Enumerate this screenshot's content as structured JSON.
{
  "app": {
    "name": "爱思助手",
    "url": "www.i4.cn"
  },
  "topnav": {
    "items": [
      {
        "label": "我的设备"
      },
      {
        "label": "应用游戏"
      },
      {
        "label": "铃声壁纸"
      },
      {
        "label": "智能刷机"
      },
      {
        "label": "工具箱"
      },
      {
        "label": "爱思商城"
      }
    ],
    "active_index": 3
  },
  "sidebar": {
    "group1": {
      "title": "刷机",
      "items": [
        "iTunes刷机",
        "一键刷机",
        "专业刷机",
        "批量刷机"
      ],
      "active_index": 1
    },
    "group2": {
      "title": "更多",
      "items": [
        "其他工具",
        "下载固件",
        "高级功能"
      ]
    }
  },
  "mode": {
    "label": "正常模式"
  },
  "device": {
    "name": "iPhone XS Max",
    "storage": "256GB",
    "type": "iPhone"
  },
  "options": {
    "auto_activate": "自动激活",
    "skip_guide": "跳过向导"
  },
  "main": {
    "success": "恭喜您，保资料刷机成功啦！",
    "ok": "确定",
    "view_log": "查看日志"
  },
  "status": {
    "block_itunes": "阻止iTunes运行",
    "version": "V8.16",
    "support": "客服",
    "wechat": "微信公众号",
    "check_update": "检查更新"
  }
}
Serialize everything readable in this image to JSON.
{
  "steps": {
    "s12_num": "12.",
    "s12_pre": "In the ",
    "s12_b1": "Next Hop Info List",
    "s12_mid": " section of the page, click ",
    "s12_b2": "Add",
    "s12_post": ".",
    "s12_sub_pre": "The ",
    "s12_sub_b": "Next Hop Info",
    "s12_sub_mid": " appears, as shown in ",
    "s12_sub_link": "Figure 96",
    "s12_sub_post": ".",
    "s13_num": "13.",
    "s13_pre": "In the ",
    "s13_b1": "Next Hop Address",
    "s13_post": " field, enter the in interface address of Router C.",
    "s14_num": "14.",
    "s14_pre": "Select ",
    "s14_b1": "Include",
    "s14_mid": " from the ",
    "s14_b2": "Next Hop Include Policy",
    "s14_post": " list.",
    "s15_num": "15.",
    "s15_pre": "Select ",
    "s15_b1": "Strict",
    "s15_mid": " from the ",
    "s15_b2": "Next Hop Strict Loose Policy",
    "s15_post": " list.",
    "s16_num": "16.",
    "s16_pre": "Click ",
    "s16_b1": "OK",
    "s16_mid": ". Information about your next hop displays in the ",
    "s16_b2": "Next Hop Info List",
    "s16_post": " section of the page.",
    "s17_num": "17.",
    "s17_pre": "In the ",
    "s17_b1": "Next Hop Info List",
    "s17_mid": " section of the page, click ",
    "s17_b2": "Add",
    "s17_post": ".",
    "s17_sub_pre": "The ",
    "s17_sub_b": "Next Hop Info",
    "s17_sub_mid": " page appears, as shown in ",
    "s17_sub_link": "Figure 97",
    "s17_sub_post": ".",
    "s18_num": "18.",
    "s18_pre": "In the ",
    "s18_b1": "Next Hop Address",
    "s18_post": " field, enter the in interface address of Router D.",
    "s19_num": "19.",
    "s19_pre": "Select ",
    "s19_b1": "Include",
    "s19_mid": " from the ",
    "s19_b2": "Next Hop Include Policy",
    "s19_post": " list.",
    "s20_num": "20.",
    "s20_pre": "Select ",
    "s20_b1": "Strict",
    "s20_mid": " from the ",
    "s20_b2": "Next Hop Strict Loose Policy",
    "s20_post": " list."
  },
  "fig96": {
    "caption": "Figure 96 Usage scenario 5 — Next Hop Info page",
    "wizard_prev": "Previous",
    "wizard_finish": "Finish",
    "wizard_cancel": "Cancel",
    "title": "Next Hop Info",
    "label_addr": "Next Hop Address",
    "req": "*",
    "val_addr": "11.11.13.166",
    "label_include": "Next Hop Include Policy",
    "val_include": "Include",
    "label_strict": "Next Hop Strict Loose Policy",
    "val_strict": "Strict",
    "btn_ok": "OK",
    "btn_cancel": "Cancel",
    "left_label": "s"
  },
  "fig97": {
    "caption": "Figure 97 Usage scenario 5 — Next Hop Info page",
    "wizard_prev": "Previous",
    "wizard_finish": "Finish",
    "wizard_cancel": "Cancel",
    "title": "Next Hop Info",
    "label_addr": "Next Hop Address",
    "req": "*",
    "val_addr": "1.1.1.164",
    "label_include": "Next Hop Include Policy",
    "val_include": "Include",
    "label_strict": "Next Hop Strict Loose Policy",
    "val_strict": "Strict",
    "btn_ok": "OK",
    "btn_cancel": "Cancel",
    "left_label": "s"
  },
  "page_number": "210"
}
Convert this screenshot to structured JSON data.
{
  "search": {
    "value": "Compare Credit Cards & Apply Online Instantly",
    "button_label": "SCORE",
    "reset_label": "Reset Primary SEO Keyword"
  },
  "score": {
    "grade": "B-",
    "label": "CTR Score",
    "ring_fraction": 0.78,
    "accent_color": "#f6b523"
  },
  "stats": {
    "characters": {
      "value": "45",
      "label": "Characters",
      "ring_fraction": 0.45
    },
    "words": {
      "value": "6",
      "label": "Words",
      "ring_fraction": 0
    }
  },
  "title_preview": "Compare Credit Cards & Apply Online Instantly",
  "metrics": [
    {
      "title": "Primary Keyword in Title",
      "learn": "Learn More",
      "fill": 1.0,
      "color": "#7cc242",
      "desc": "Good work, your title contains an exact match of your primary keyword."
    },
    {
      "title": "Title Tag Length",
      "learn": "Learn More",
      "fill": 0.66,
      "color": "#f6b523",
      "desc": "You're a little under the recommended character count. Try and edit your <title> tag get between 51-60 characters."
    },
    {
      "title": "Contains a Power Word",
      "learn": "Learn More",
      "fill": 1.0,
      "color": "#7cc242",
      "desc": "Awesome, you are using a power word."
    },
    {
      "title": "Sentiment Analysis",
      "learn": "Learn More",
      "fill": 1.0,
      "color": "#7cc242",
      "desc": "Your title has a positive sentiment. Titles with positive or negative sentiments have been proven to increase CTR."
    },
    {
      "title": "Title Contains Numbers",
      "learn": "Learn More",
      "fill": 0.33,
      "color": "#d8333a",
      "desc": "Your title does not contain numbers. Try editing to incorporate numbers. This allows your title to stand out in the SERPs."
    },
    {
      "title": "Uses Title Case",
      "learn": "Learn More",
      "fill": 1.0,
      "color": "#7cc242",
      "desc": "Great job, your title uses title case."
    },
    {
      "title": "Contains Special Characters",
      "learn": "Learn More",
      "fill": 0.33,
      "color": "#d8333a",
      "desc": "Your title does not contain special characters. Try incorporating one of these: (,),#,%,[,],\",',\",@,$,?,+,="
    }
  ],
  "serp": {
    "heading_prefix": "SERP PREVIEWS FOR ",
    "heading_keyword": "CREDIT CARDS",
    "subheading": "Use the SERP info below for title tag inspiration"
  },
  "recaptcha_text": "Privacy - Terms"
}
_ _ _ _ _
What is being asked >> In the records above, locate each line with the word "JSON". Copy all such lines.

Response box >>
Enumerate this screenshot's content as structured JSON.
Serialize everything readable in this image to JSON.
Convert this screenshot to structured JSON data.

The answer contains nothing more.